The mayors said the two new municipalities will make steps forward, but many are doubtful that the changes will improve their situation.
By Safet Kabashaj for Southeast European Times in Pristina -- 02/10/12
Serbs in the newly created Gracanica municipality. [Reuters]
Mayors of the newly established minority-dominated municipalities in Kosovo said they are prepared to move forward in the post-supervised independence era, despite concerns of safety, fundamental rights and freedoms and little to no economic opportunities.
The new municipalities were created based on Marti Ahtisaari's status settlement plan for Kosovo.
Peter Faith, the head of International Civilian Office which supervised the municipalities' creation as well as local decentralisation, called on municipal representatives in early summer to start thinking about the post-supervised independence period.
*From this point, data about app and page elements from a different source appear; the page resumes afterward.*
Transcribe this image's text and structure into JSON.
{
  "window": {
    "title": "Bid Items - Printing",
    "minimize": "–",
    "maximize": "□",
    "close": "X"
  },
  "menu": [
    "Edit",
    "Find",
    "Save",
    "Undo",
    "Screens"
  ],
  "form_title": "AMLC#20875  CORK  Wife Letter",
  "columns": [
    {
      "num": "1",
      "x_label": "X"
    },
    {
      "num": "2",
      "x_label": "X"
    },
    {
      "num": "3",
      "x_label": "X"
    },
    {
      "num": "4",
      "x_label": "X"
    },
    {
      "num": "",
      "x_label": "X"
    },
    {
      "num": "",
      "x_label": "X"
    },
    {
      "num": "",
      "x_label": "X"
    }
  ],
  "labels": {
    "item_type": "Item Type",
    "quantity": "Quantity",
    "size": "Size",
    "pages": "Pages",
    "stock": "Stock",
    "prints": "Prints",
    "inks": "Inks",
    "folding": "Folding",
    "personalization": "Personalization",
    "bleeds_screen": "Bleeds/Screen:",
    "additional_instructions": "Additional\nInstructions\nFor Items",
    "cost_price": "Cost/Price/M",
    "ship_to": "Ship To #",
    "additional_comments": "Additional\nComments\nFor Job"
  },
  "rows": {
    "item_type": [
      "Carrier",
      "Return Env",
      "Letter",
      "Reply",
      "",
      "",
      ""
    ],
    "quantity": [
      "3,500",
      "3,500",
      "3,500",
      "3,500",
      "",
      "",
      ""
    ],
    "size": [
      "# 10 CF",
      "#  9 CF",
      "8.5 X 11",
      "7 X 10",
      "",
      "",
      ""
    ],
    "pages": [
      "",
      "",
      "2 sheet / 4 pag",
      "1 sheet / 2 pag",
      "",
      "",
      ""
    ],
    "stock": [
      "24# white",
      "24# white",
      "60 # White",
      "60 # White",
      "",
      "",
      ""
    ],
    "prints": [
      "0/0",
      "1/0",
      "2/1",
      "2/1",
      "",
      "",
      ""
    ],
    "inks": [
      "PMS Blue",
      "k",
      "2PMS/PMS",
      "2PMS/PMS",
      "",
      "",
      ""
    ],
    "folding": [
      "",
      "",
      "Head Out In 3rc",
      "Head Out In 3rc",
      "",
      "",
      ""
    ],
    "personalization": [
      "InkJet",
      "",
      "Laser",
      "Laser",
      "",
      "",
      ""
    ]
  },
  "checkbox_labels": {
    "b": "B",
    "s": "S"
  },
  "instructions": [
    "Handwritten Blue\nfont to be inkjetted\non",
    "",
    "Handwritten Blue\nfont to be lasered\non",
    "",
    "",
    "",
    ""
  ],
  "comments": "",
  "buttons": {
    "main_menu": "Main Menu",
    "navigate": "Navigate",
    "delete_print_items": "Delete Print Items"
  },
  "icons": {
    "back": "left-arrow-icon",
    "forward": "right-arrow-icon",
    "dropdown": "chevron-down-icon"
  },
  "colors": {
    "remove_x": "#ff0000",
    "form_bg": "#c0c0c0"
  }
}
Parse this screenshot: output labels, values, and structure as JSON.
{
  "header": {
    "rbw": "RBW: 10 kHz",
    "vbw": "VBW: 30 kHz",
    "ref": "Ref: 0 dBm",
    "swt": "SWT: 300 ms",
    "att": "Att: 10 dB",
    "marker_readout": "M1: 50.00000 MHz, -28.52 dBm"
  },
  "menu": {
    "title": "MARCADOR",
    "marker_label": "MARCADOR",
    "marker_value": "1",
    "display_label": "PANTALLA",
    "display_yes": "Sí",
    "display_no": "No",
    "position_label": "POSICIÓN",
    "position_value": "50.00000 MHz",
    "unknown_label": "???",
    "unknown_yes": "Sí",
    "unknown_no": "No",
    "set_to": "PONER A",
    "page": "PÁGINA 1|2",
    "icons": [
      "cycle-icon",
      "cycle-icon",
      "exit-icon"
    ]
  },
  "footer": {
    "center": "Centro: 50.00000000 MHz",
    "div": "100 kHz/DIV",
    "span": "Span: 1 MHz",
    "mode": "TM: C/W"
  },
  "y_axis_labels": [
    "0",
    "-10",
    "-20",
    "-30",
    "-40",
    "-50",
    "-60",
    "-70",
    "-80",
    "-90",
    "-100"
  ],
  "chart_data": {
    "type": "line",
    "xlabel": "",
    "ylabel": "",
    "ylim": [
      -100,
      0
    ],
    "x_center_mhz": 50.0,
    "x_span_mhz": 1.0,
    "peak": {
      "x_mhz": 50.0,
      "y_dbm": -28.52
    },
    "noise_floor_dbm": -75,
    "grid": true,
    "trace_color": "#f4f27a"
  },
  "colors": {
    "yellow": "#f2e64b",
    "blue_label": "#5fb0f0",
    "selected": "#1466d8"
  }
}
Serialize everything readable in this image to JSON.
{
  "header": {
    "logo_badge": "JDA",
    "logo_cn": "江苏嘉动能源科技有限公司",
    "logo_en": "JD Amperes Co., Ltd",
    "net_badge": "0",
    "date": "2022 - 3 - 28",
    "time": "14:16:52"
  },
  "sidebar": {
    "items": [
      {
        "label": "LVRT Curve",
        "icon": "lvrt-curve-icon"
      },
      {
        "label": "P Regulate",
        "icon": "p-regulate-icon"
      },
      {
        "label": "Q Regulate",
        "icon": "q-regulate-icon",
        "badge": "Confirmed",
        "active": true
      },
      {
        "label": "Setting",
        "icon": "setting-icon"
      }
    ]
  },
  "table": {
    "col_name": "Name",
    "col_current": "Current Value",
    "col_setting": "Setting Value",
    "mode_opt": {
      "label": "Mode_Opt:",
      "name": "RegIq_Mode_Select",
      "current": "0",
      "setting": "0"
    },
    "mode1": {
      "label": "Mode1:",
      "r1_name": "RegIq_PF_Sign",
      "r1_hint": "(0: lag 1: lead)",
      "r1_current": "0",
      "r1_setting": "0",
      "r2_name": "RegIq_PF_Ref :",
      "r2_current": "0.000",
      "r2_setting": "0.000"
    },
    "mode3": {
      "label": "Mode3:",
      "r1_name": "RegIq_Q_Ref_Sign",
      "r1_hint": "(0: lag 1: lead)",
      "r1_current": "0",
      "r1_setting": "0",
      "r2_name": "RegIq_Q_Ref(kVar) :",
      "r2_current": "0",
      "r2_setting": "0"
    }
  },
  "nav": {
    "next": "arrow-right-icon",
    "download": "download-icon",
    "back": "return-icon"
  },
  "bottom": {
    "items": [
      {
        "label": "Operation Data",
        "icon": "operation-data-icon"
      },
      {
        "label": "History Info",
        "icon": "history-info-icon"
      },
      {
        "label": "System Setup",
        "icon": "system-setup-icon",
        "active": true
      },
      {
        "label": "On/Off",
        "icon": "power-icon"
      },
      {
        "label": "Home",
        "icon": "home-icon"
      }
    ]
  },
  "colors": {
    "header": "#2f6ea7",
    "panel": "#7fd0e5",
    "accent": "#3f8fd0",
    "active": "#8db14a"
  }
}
In such circumstances, any normal person would be concerned, Bojan Stojanovic, mayor of a new Serb-dominated municipality of Gracanica near Pristina, told SETimes.
"Everything new causes concern for us in the Balkans," he said.
Stojanovic said he is committed to utilising the new set up in the belief that local leaders can and should resolve existing societal problems.
"We will continue to announce in a public and transparent way all the problems we face, especially the ones linked to the Serbian community," he said.
Arif Bytyc, mayor of the Turkish-dominated municipality of Mamusha in southern Kosovo, said he is not worried about ending international supervision.
"Co-existence between the Turkish and Albanian communities has always been positive and thus, there is no room for concern," Bytyc told SETimes.
But Stojanovic said that the international office did not finish its work prior to departing.
"They should have assisted in preparing a set of laws on construction, fiscal decentralisation, and clarified [the status of] state property," he said.
Kosovo lacks a plan for development, a socio-economic map and an effective strategy for aiding the existence of ordinary people, he said.
"If we do not create conditions for a normal and prosperous life, good education, health and jobs, it is not important if their [departure] happens now, in three or 10 years," Stojanovic said.
The office supervised the implementation of Ahtisaari plan and has advised local authorities since 2008 on developing political institutions and practice based on Western democratic principles.
"Now, Kosovo and its institutions have the necessary capacity to keep functioning without ongoing supervision from the international community," Bytyc said.
Some Serbs disagreed, arguing that the departure of the international supervision mission will make matters worse.
"We used to live in that reality, and now we must join the Kosovo institutions, which is hard," Bojan Todorovic told SETimes.
Still others, like Mamusha resident Eset Mazrrek, said they do not expect the changes will have any practical effects on day-to-day life.
"Instead of the internationals, the central authorities now will co-operate with our leaders, which means there will be no [direct] impact in my life," Mazrrek told SETimes.